THE BLOG

I Gave Up a Six-Figure Salary For My Husband, How Is That a 'Bonus'?

06/03/2015 10:21 am ET | Updated Jun 03, 2016
Jessica Young

I made my husband's dreams possible. His ability to "have it all" is built on the back of my sacrifice. We chose to move to a place that allowed his career to blossom and mine to stagnate. We chose to have a family, a decision that ended up impeding my ability to find a job. We chose these things together, but they did not come without a cost... one that was paid mostly by me.

Before anyone passes me a tissue or lights a torch in my honor, I want to point out that I am NOT a martyr. I didn't spend those "investment" years crying in a corner or suffering in silence. I got to live abroad, which had always been a dream of my own. I took advantage of the luxury of financial stability and very affordable childcare to explore some smaller dreams -- running my own business (without needing to make a profit), getting to know my children, creating my blog and writing for fun. None of these things would have been possible had I stayed on my 60 hour-a-week, fast-tracked career path I'd been on before we settled down.

But as much as I can play around with imaginary numbers and try and put a price tag on my experience as a sacrificing spouse, the actual losses from four years of virtually no salary cannot be overlooked. Over half a million dollars in earnings -- not potential earnings, but the real, total of four years of paychecks at my pre-baby salary -- this is the true cost to me (and to our family) for putting my husband's career dreams at the top of our list.

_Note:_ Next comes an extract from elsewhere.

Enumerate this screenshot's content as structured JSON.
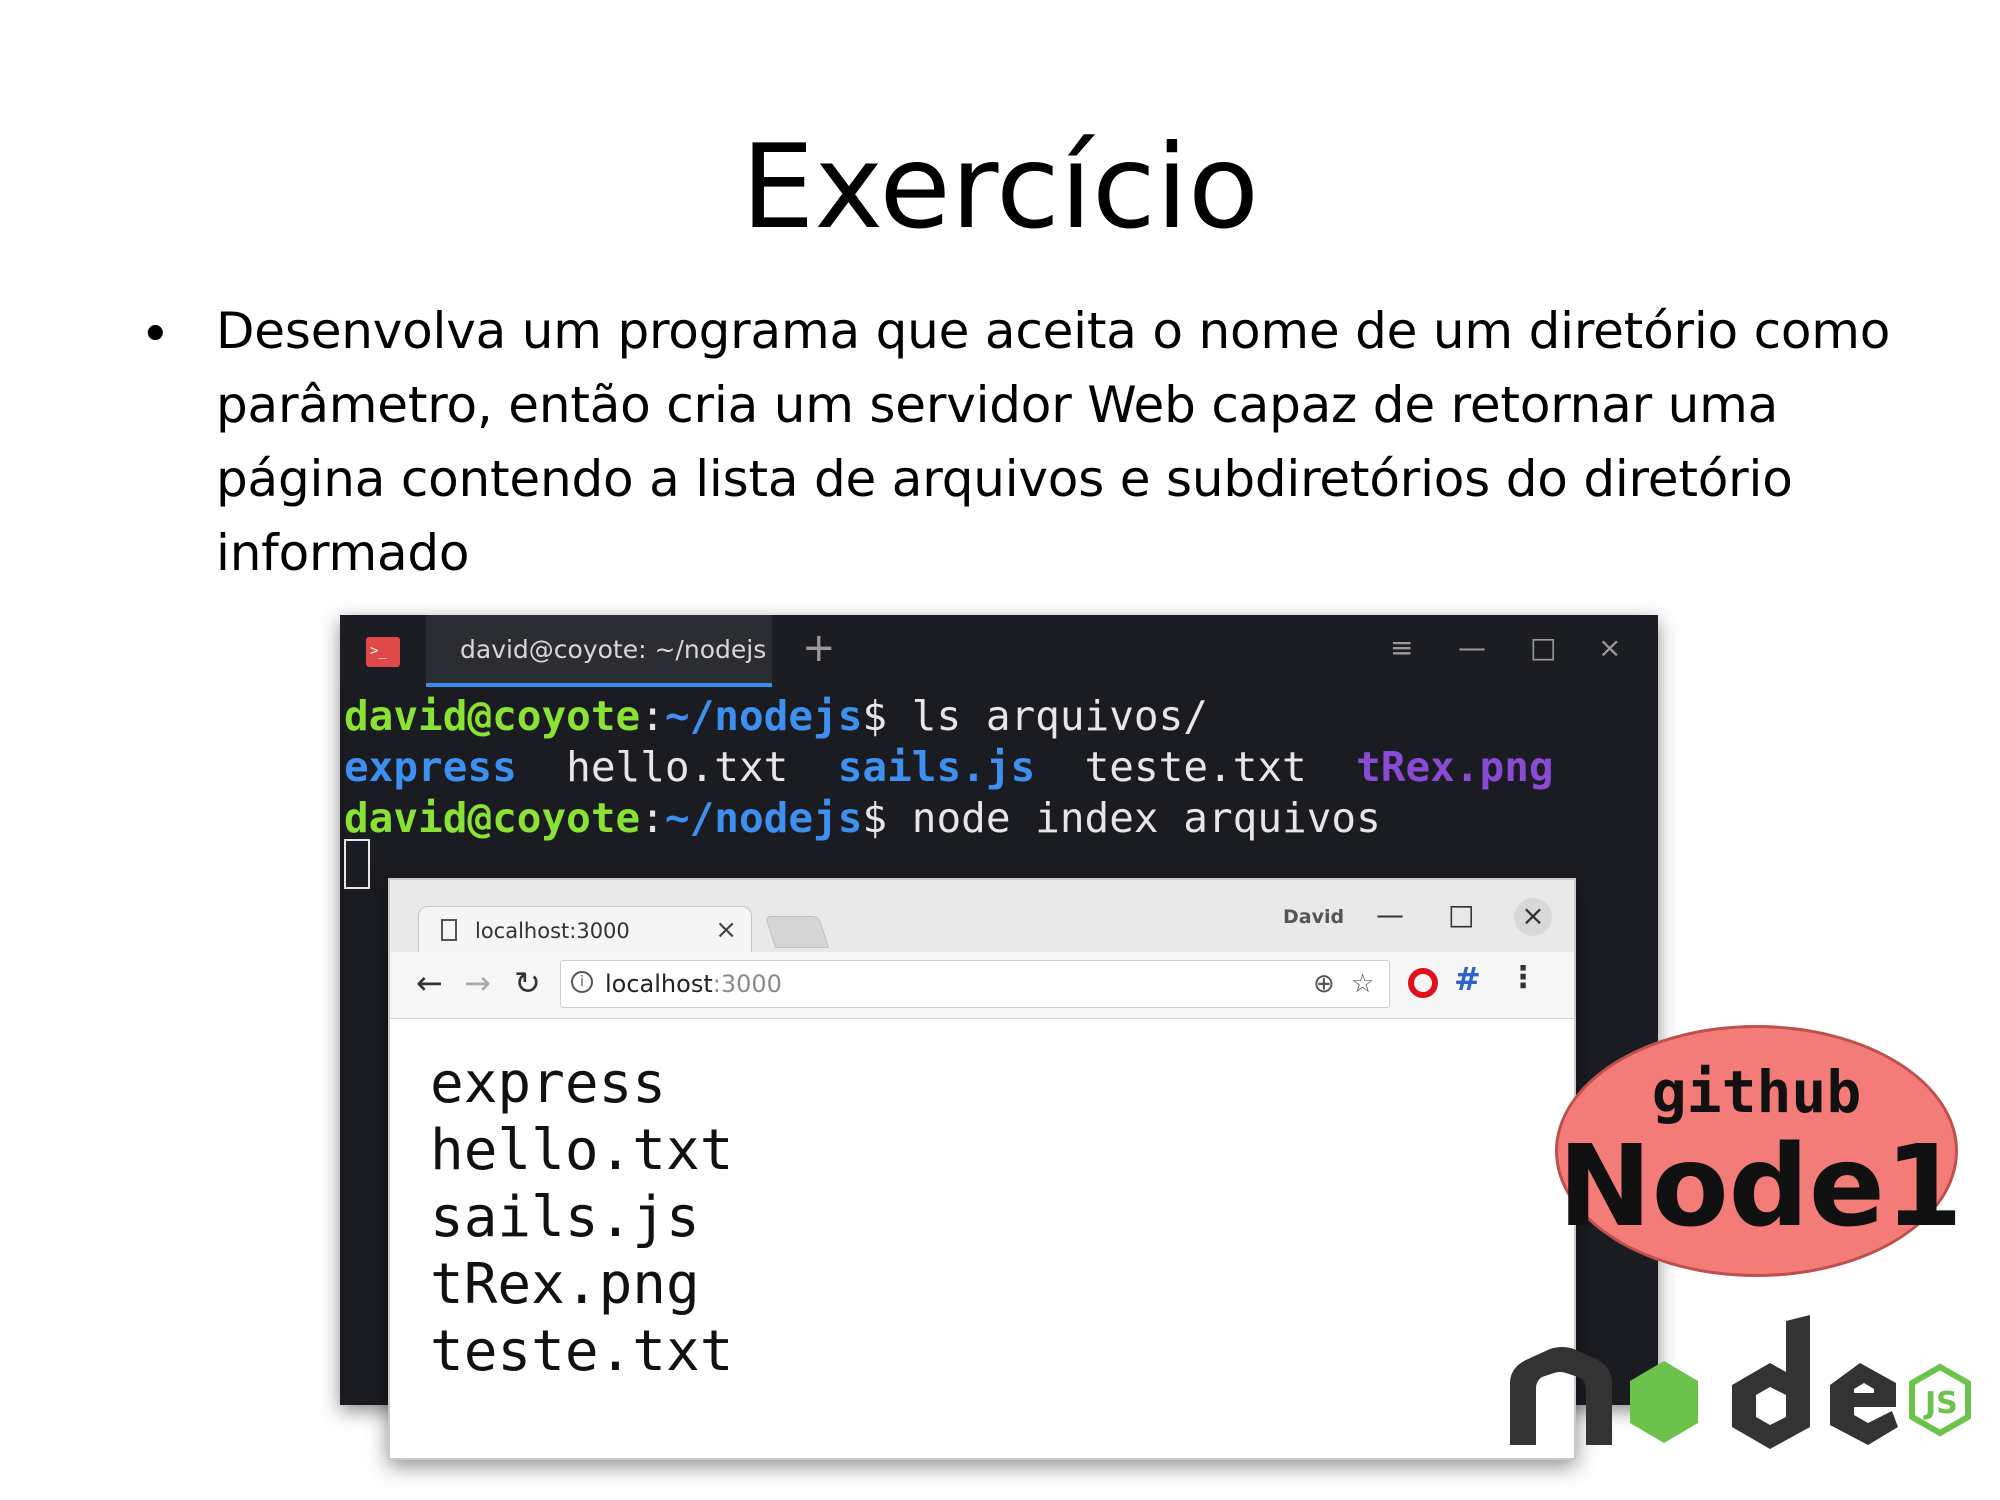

Four years of bonus checks I would have otherwise received and stocked away in my bank account to spend however I wanted.

2015-06-03-1433341151-4014331-ScreenShot20150603at10.18.38AM.png

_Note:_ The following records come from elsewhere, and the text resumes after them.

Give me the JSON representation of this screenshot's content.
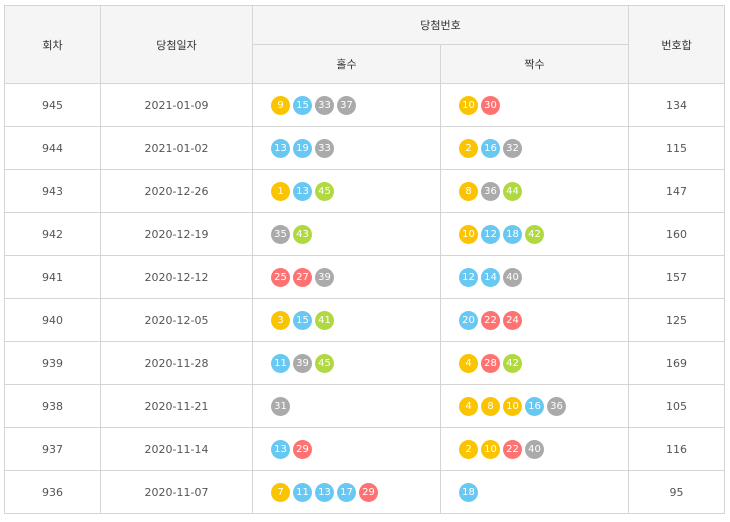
{
  "headers": {
    "round": "회차",
    "date": "당첨일자",
    "winning_numbers": "당첨번호",
    "odd": "홀수",
    "even": "짝수",
    "sum": "번호합"
  },
  "ball_colors": {
    "1-10": "#fbc400",
    "11-20": "#69c8f2",
    "21-30": "#ff7272",
    "31-40": "#aaaaaa",
    "41-45": "#b0d840"
  },
  "rows": [
    {
      "round": "945",
      "date": "2021-01-09",
      "odd": [
        9,
        15,
        33,
        37
      ],
      "even": [
        10,
        30
      ],
      "sum": "134"
    },
    {
      "round": "944",
      "date": "2021-01-02",
      "odd": [
        13,
        19,
        33
      ],
      "even": [
        2,
        16,
        32
      ],
      "sum": "115"
    },
    {
      "round": "943",
      "date": "2020-12-26",
      "odd": [
        1,
        13,
        45
      ],
      "even": [
        8,
        36,
        44
      ],
      "sum": "147"
    },
    {
      "round": "942",
      "date": "2020-12-19",
      "odd": [
        35,
        43
      ],
      "even": [
        10,
        12,
        18,
        42
      ],
      "sum": "160"
    },
    {
      "round": "941",
      "date": "2020-12-12",
      "odd": [
        25,
        27,
        39
      ],
      "even": [
        12,
        14,
        40
      ],
      "sum": "157"
    },
    {
      "round": "940",
      "date": "2020-12-05",
      "odd": [
        3,
        15,
        41
      ],
      "even": [
        20,
        22,
        24
      ],
      "sum": "125"
    },
    {
      "round": "939",
      "date": "2020-11-28",
      "odd": [
        11,
        39,
        45
      ],
      "even": [
        4,
        28,
        42
      ],
      "sum": "169"
    },
    {
      "round": "938",
      "date": "2020-11-21",
      "odd": [
        31
      ],
      "even": [
        4,
        8,
        10,
        16,
        36
      ],
      "sum": "105"
    },
    {
      "round": "937",
      "date": "2020-11-14",
      "odd": [
        13,
        29
      ],
      "even": [
        2,
        10,
        22,
        40
      ],
      "sum": "116"
    },
    {
      "round": "936",
      "date": "2020-11-07",
      "odd": [
        7,
        11,
        13,
        17,
        29
      ],
      "even": [
        18
      ],
      "sum": "95"
    }
  ]
}
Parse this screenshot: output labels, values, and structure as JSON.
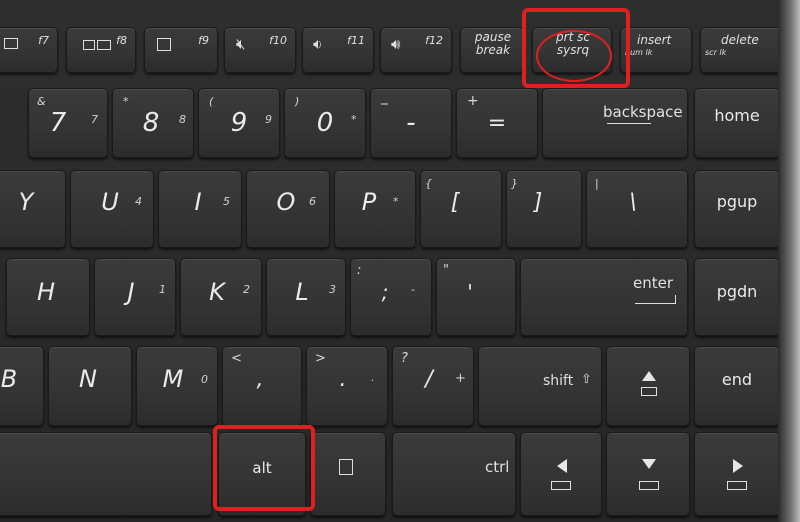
{
  "function_row": [
    {
      "fn": "f7"
    },
    {
      "fn": "f8"
    },
    {
      "fn": "f9"
    },
    {
      "fn": "f10"
    },
    {
      "fn": "f11"
    },
    {
      "fn": "f12"
    },
    {
      "top": "pause",
      "bottom": "break"
    },
    {
      "top": "prt sc",
      "bottom": "sysrq"
    },
    {
      "label": "insert",
      "sub": "num lk"
    },
    {
      "label": "delete",
      "sub": "scr lk"
    }
  ],
  "number_row": [
    {
      "shift": "&",
      "main": "7",
      "num": "7"
    },
    {
      "shift": "*",
      "main": "8",
      "num": "8"
    },
    {
      "shift": "(",
      "main": "9",
      "num": "9"
    },
    {
      "shift": ")",
      "main": "0",
      "num": "*"
    },
    {
      "shift": "_",
      "main": "-"
    },
    {
      "shift": "+",
      "main": "="
    },
    {
      "label": "backspace"
    },
    {
      "label": "home"
    }
  ],
  "top_row": [
    {
      "main": "Y"
    },
    {
      "main": "U",
      "num": "4"
    },
    {
      "main": "I",
      "num": "5"
    },
    {
      "main": "O",
      "num": "6"
    },
    {
      "main": "P",
      "num": "*"
    },
    {
      "shift": "{",
      "main": "["
    },
    {
      "shift": "}",
      "main": "]"
    },
    {
      "shift": "|",
      "main": "\\"
    },
    {
      "label": "pgup"
    }
  ],
  "home_row": [
    {
      "main": "H"
    },
    {
      "main": "J",
      "num": "1"
    },
    {
      "main": "K",
      "num": "2"
    },
    {
      "main": "L",
      "num": "3"
    },
    {
      "shift": ":",
      "main": ";",
      "num": "-"
    },
    {
      "shift": "\"",
      "main": "'"
    },
    {
      "label": "enter"
    },
    {
      "label": "pgdn"
    }
  ],
  "bottom_row": [
    {
      "main": "B"
    },
    {
      "main": "N"
    },
    {
      "main": "M",
      "num": "0"
    },
    {
      "shift": "<",
      "main": ","
    },
    {
      "shift": ">",
      "main": ".",
      "num": "."
    },
    {
      "shift": "?",
      "main": "/",
      "num": "+"
    },
    {
      "label": "shift"
    },
    {
      "label": "end"
    }
  ],
  "space_row": [
    {
      "label": "alt"
    },
    {
      "label": "ctrl"
    }
  ],
  "annotations": {
    "highlight_color": "#e02020"
  }
}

When the topic of the wife bonus topic came up recently, as distasteful as the word is to many, I couldn't help feeling a little bit of camaraderie with those women, especially the one who wrote this article. Just like me, that woman walked away from a well-paid gig when her husband got a great job offer. Now I would never call my husband my boss (not even while under an anesthetic), but I would absolutely agree with her that I earned some chunk of my husband's bonus check.

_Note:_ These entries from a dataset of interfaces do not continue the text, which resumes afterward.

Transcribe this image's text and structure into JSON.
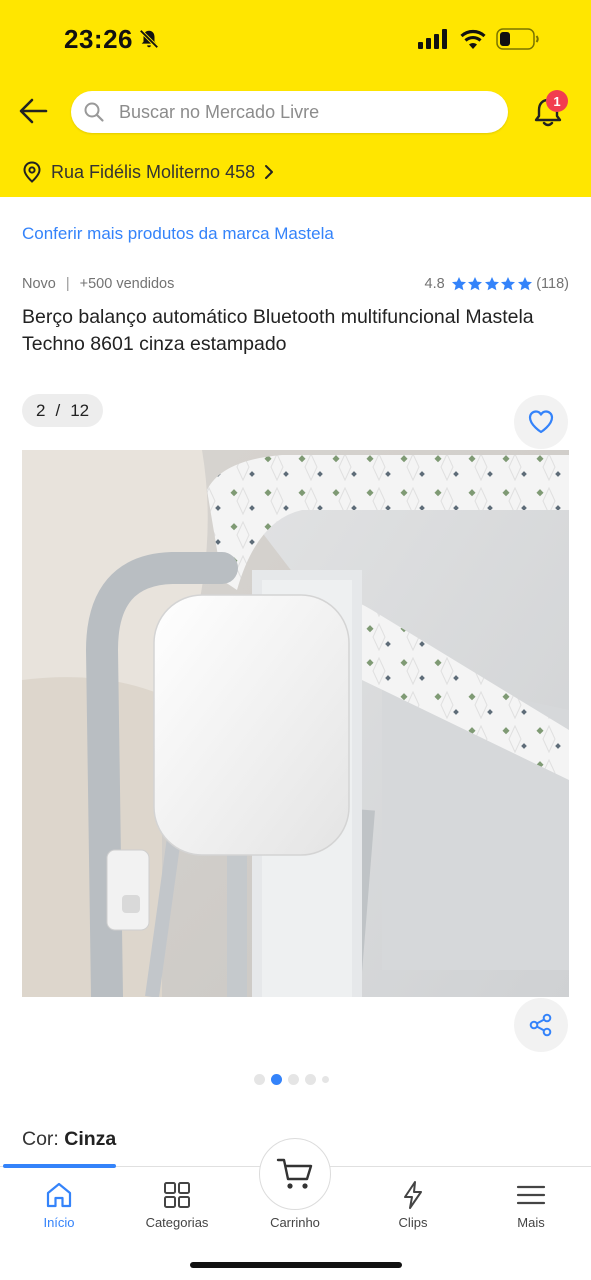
{
  "status_bar": {
    "time": "23:26",
    "icons": [
      "bell-off-icon",
      "signal-icon",
      "wifi-icon",
      "battery-icon"
    ]
  },
  "header": {
    "back_icon": "arrow-left-icon",
    "search": {
      "placeholder": "Buscar no Mercado Livre",
      "value": ""
    },
    "notifications": {
      "icon": "bell-icon",
      "badge_count": "1"
    },
    "address": {
      "label": "Rua Fidélis Moliterno 458"
    }
  },
  "product": {
    "brand_link": "Conferir mais produtos da marca Mastela",
    "condition": "Novo",
    "separator": "|",
    "sold": "+500 vendidos",
    "rating": {
      "value": "4.8",
      "stars": 5,
      "count": "(118)"
    },
    "title": "Berço balanço automático Bluetooth multifuncional Mastela Techno 8601 cinza estampado",
    "gallery": {
      "current": "2",
      "separator": "/",
      "total": "12",
      "active_dot": 2
    },
    "color": {
      "label": "Cor:",
      "value": "Cinza"
    }
  },
  "bottom_nav": {
    "items": [
      {
        "label": "Início",
        "icon": "home-icon",
        "active": true
      },
      {
        "label": "Categorias",
        "icon": "grid-icon",
        "active": false
      },
      {
        "label": "Carrinho",
        "icon": "cart-icon",
        "active": false
      },
      {
        "label": "Clips",
        "icon": "lightning-icon",
        "active": false
      },
      {
        "label": "Mais",
        "icon": "menu-icon",
        "active": false
      }
    ]
  },
  "colors": {
    "header_bg": "#ffe600",
    "link": "#3483fa",
    "badge": "#f23d4f",
    "star": "#3483fa"
  }
}
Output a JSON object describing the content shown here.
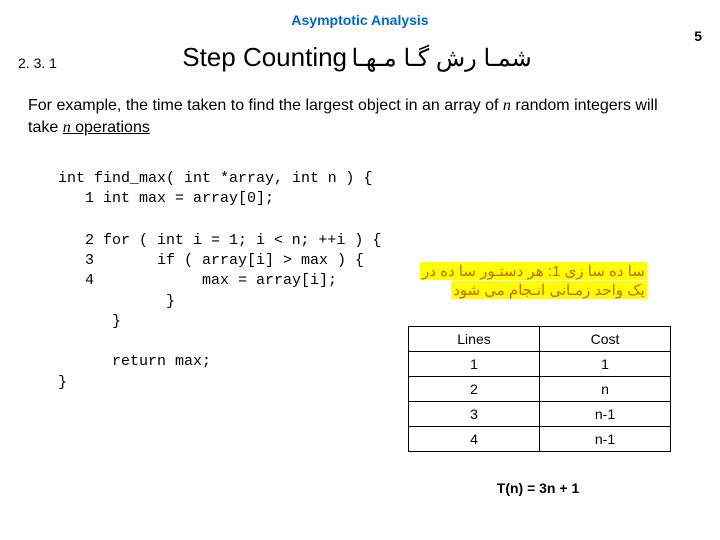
{
  "header": "Asymptotic Analysis",
  "page_number": "5",
  "section_number": "2. 3. 1",
  "title_en": "Step Counting",
  "title_fa": "شمـا رش گـا مـهـا",
  "body_prefix": "For example, the time taken to find the largest object in an array of ",
  "body_italic1": "n",
  "body_mid": " random integers will take ",
  "body_italic2": "n",
  "body_suffix": " operations",
  "code": {
    "l0a": "int find_max( int *array, int ",
    "l0n": "n",
    "l0b": " ) {",
    "l1": "   1 int max = array[0];",
    "blank1": "",
    "l2a": "   2 for ( int i = 1; i < ",
    "l2n": "n",
    "l2b": "; ++i ) {",
    "l3": "   3       if ( array[i] > max ) {",
    "l4": "   4            max = array[i];",
    "l5": "            }",
    "l6": "      }",
    "blank2": "",
    "l7": "      return max;",
    "l8": "}"
  },
  "annot_line1": "سا ده سا زی 1:  هر دستـور سا ده در",
  "annot_line2": "یک واحد زمـانی انـجام می شود",
  "table": {
    "h1": "Lines",
    "h2": "Cost",
    "rows": [
      [
        "1",
        "1"
      ],
      [
        "2",
        "n"
      ],
      [
        "3",
        "n-1"
      ],
      [
        "4",
        "n-1"
      ]
    ]
  },
  "tn": "T(n) = 3n + 1"
}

Why bonus check and not regular paycheck? In our case, the regular paycheck went into covering all of the regular things -- mortgage payments, food, clothing, childcare -- and a little slush fund for savings. But the bonus -- the one time of year when his employer said, "Hey, thanks for going above and beyond, for giving us 110% this year and doing more than the job description required. Here's a little extra money for you to spend as you see fit," -- I don't see any reason why I shouldn't be given equal consideration. Splitting the household chores and child-related responsibilities are all part of the day-to-day task we opt into when we get married and have kids. But big sacrifices like the ones I made -- giving up a career and a fat paycheck of my own -- well, those deserve a little extra recognition. Calling it a bonus and making it clear that it is mine further underscores my right to spend it as I see fit.

How much money I got in a bonus and how I spent it is nobody's business but my own. And if you don't think that my sacrifices earned me that money, you can STFU. I made my husband's dreams come true, and that is worth some money.

(Read more from Lynn at The Nomad Mom Diary and on her Facebook page.)